- WORK TO BE COMPLETED -
Every record below should be repeated exactly, with the pictures left out.
--- RECORDS PROVIDED ---
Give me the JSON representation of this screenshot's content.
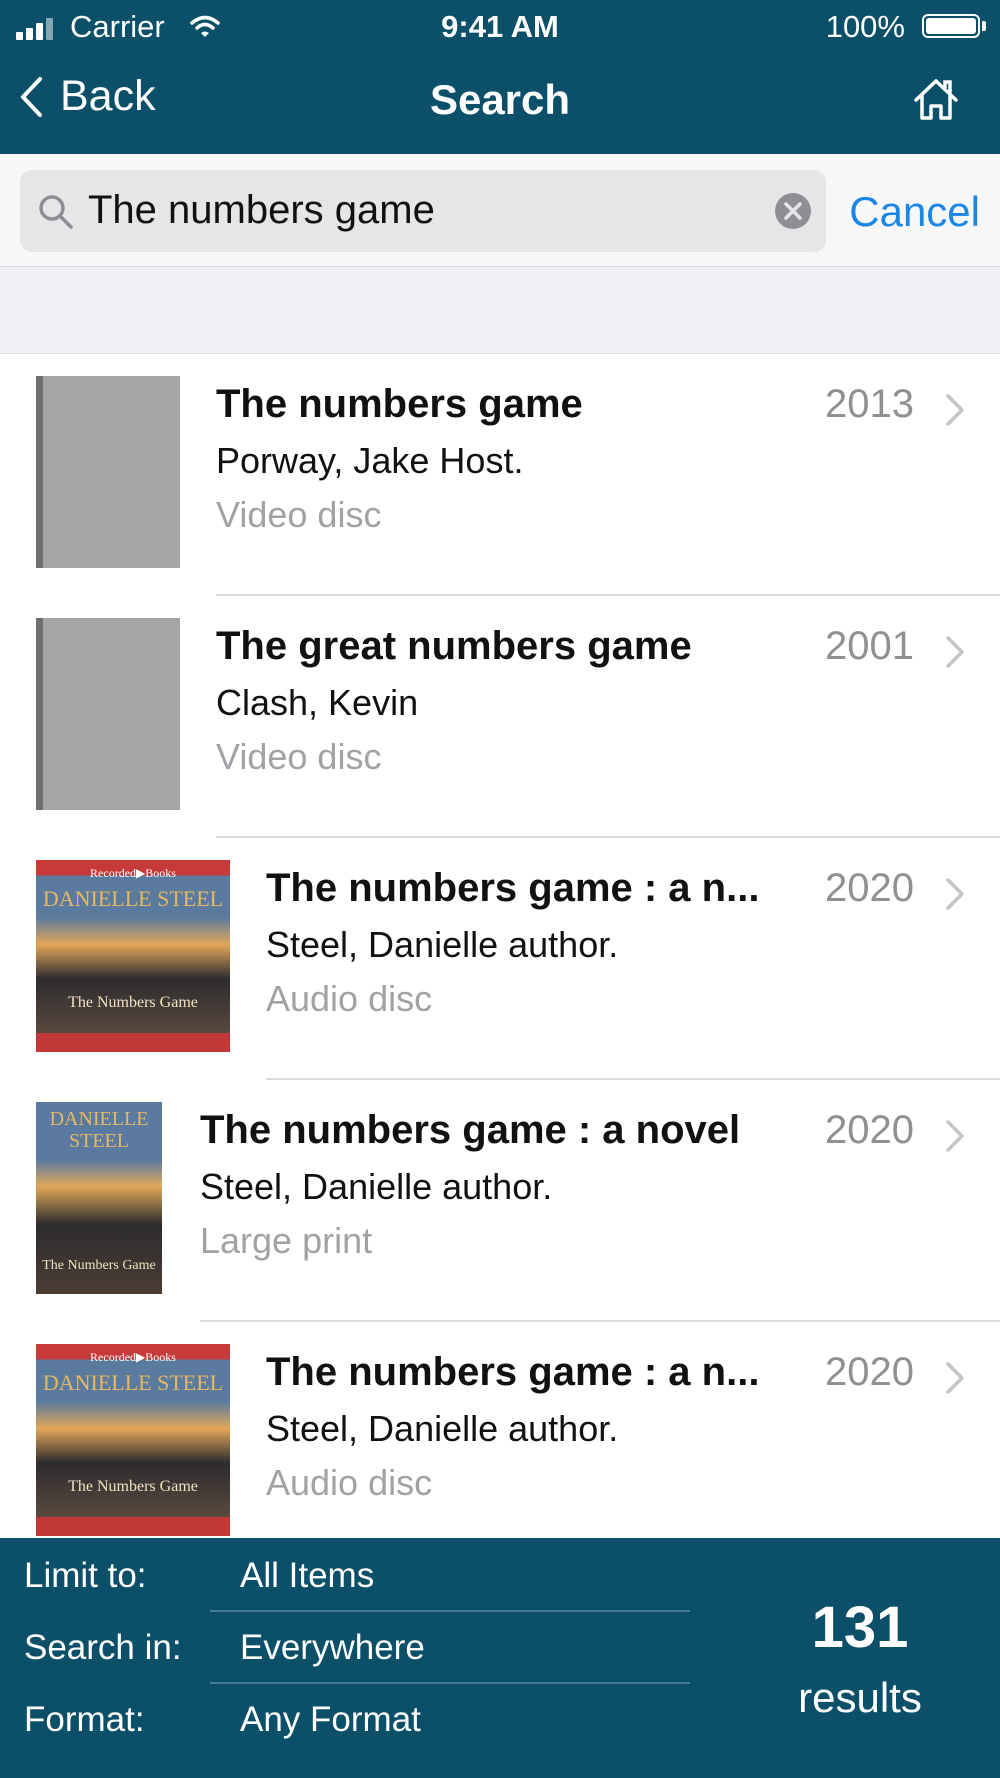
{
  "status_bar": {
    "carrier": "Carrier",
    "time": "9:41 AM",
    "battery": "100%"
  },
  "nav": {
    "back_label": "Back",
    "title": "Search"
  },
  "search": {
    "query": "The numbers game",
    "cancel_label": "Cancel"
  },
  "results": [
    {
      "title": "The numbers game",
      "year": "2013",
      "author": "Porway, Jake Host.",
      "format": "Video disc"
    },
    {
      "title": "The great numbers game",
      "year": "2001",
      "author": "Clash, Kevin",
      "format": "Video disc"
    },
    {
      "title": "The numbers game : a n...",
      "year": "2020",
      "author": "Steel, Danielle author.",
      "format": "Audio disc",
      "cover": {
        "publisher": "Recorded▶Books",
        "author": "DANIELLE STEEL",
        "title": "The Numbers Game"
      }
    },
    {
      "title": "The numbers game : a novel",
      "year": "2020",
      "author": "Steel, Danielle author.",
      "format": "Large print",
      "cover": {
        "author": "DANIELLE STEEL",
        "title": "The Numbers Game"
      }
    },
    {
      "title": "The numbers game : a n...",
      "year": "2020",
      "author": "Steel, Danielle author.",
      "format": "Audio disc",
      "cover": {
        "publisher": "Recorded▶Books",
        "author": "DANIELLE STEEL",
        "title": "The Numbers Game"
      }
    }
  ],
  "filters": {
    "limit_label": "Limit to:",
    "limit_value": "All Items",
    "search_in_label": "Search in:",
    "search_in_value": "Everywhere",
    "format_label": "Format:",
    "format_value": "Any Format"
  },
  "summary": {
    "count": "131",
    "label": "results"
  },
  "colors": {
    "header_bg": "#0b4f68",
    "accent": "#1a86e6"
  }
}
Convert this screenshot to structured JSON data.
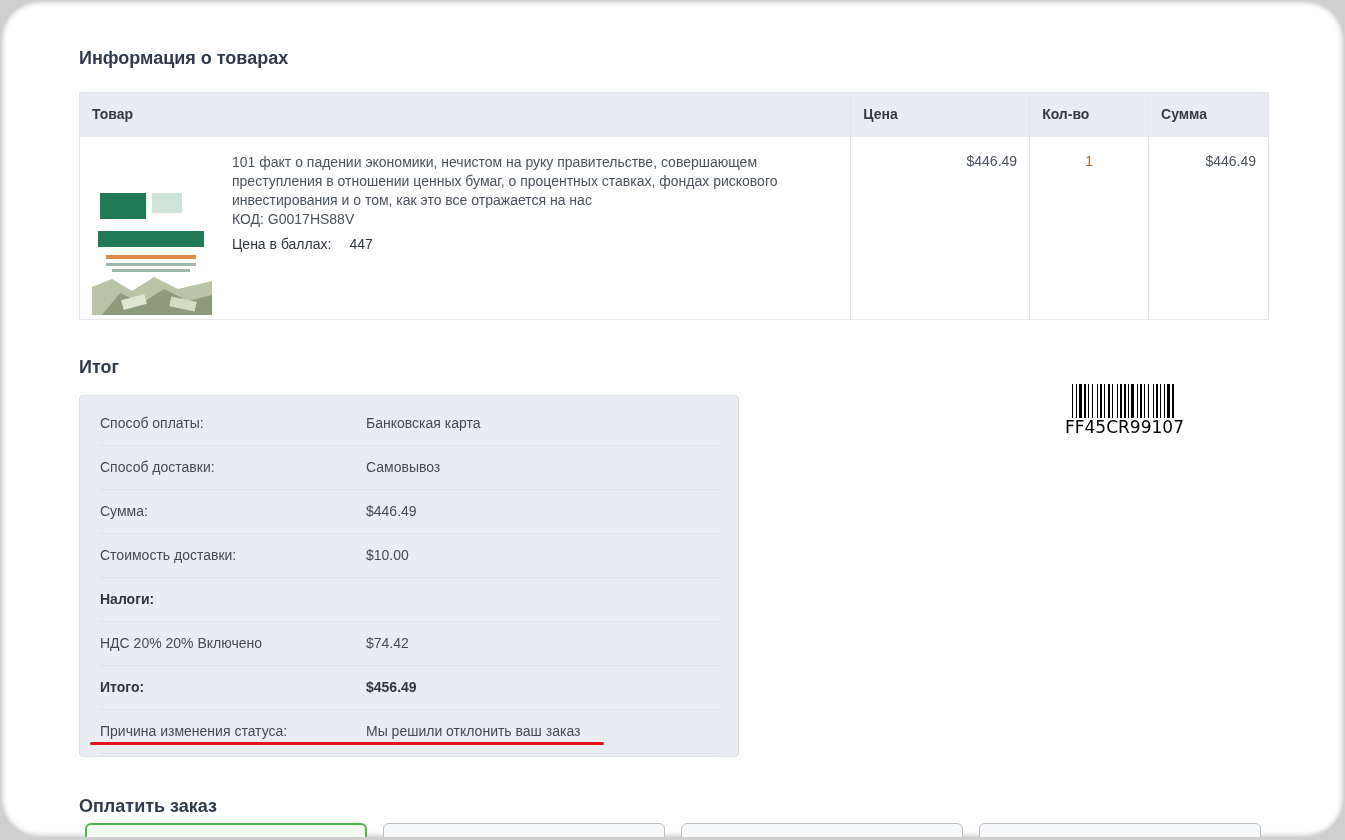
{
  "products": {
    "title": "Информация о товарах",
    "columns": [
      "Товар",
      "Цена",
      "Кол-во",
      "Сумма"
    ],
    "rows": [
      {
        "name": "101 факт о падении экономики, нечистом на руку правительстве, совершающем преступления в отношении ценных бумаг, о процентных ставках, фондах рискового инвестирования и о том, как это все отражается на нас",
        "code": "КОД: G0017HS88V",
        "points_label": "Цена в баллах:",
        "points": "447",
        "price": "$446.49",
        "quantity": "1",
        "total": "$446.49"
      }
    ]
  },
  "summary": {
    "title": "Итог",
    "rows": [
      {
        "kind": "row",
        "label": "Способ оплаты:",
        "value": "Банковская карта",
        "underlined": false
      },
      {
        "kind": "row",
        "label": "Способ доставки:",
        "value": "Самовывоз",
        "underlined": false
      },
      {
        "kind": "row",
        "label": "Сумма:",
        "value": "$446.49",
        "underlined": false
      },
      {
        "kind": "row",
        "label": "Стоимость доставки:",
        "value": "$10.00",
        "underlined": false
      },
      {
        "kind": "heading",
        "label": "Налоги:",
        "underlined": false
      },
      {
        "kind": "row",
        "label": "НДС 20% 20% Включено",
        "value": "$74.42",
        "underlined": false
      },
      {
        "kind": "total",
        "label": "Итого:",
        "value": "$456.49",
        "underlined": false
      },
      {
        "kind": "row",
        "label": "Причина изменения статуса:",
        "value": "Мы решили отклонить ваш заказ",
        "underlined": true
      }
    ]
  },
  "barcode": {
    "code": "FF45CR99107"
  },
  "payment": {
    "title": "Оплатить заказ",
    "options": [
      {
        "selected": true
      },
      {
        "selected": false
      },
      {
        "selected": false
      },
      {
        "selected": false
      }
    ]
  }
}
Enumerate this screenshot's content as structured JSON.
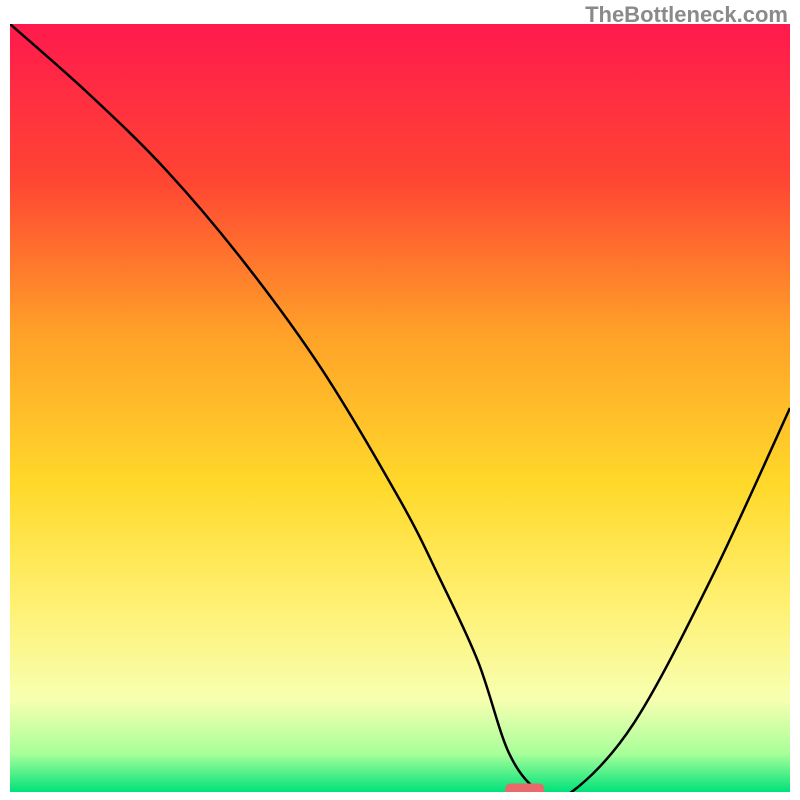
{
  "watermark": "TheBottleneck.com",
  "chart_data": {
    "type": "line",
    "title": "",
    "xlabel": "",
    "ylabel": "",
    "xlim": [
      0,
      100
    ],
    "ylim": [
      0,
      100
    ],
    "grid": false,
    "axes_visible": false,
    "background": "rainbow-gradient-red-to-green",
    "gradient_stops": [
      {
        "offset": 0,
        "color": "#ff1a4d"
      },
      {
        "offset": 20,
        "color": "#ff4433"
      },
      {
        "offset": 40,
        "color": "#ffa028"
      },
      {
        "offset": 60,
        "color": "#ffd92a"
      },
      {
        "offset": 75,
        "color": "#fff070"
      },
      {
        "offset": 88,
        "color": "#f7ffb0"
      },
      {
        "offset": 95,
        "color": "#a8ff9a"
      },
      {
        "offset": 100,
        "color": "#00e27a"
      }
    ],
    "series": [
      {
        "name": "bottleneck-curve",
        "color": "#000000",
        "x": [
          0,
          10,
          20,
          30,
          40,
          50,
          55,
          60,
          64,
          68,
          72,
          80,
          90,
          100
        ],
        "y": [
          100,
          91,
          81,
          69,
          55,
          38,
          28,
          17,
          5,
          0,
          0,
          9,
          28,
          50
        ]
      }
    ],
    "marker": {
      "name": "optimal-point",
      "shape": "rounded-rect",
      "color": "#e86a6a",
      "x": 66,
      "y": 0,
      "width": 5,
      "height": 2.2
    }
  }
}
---
- ANSWER SPACE -
Give me the JSON representation of this screenshot's content.
{
  "status_bar": {
    "carrier": "Carrier",
    "time": "9:41 AM",
    "battery": "100%"
  },
  "nav": {
    "back_label": "Back",
    "title": "Search"
  },
  "search": {
    "query": "The numbers game",
    "cancel_label": "Cancel"
  },
  "results": [
    {
      "title": "The numbers game",
      "year": "2013",
      "author": "Porway, Jake Host.",
      "format": "Video disc"
    },
    {
      "title": "The great numbers game",
      "year": "2001",
      "author": "Clash, Kevin",
      "format": "Video disc"
    },
    {
      "title": "The numbers game : a n...",
      "year": "2020",
      "author": "Steel, Danielle author.",
      "format": "Audio disc",
      "cover": {
        "publisher": "Recorded▶Books",
        "author": "DANIELLE STEEL",
        "title": "The Numbers Game"
      }
    },
    {
      "title": "The numbers game : a novel",
      "year": "2020",
      "author": "Steel, Danielle author.",
      "format": "Large print",
      "cover": {
        "author": "DANIELLE STEEL",
        "title": "The Numbers Game"
      }
    },
    {
      "title": "The numbers game : a n...",
      "year": "2020",
      "author": "Steel, Danielle author.",
      "format": "Audio disc",
      "cover": {
        "publisher": "Recorded▶Books",
        "author": "DANIELLE STEEL",
        "title": "The Numbers Game"
      }
    }
  ],
  "filters": {
    "limit_label": "Limit to:",
    "limit_value": "All Items",
    "search_in_label": "Search in:",
    "search_in_value": "Everywhere",
    "format_label": "Format:",
    "format_value": "Any Format"
  },
  "summary": {
    "count": "131",
    "label": "results"
  },
  "colors": {
    "header_bg": "#0b4f68",
    "accent": "#1a86e6"
  }
}
Convert this screenshot to structured JSON data.
{
  "products": {
    "title": "Информация о товарах",
    "columns": [
      "Товар",
      "Цена",
      "Кол-во",
      "Сумма"
    ],
    "rows": [
      {
        "name": "101 факт о падении экономики, нечистом на руку правительстве, совершающем преступления в отношении ценных бумаг, о процентных ставках, фондах рискового инвестирования и о том, как это все отражается на нас",
        "code": "КОД: G0017HS88V",
        "points_label": "Цена в баллах:",
        "points": "447",
        "price": "$446.49",
        "quantity": "1",
        "total": "$446.49"
      }
    ]
  },
  "summary": {
    "title": "Итог",
    "rows": [
      {
        "kind": "row",
        "label": "Способ оплаты:",
        "value": "Банковская карта",
        "underlined": false
      },
      {
        "kind": "row",
        "label": "Способ доставки:",
        "value": "Самовывоз",
        "underlined": false
      },
      {
        "kind": "row",
        "label": "Сумма:",
        "value": "$446.49",
        "underlined": false
      },
      {
        "kind": "row",
        "label": "Стоимость доставки:",
        "value": "$10.00",
        "underlined": false
      },
      {
        "kind": "heading",
        "label": "Налоги:",
        "underlined": false
      },
      {
        "kind": "row",
        "label": "НДС 20% 20% Включено",
        "value": "$74.42",
        "underlined": false
      },
      {
        "kind": "total",
        "label": "Итого:",
        "value": "$456.49",
        "underlined": false
      },
      {
        "kind": "row",
        "label": "Причина изменения статуса:",
        "value": "Мы решили отклонить ваш заказ",
        "underlined": true
      }
    ]
  },
  "barcode": {
    "code": "FF45CR99107"
  },
  "payment": {
    "title": "Оплатить заказ",
    "options": [
      {
        "selected": true
      },
      {
        "selected": false
      },
      {
        "selected": false
      },
      {
        "selected": false
      }
    ]
  }
}
Enumerate this screenshot's content as structured JSON.
{
  "watermark": "TheBottleneck.com",
  "chart_data": {
    "type": "line",
    "title": "",
    "xlabel": "",
    "ylabel": "",
    "xlim": [
      0,
      100
    ],
    "ylim": [
      0,
      100
    ],
    "grid": false,
    "axes_visible": false,
    "background": "rainbow-gradient-red-to-green",
    "gradient_stops": [
      {
        "offset": 0,
        "color": "#ff1a4d"
      },
      {
        "offset": 20,
        "color": "#ff4433"
      },
      {
        "offset": 40,
        "color": "#ffa028"
      },
      {
        "offset": 60,
        "color": "#ffd92a"
      },
      {
        "offset": 75,
        "color": "#fff070"
      },
      {
        "offset": 88,
        "color": "#f7ffb0"
      },
      {
        "offset": 95,
        "color": "#a8ff9a"
      },
      {
        "offset": 100,
        "color": "#00e27a"
      }
    ],
    "series": [
      {
        "name": "bottleneck-curve",
        "color": "#000000",
        "x": [
          0,
          10,
          20,
          30,
          40,
          50,
          55,
          60,
          64,
          68,
          72,
          80,
          90,
          100
        ],
        "y": [
          100,
          91,
          81,
          69,
          55,
          38,
          28,
          17,
          5,
          0,
          0,
          9,
          28,
          50
        ]
      }
    ],
    "marker": {
      "name": "optimal-point",
      "shape": "rounded-rect",
      "color": "#e86a6a",
      "x": 66,
      "y": 0,
      "width": 5,
      "height": 2.2
    }
  }
}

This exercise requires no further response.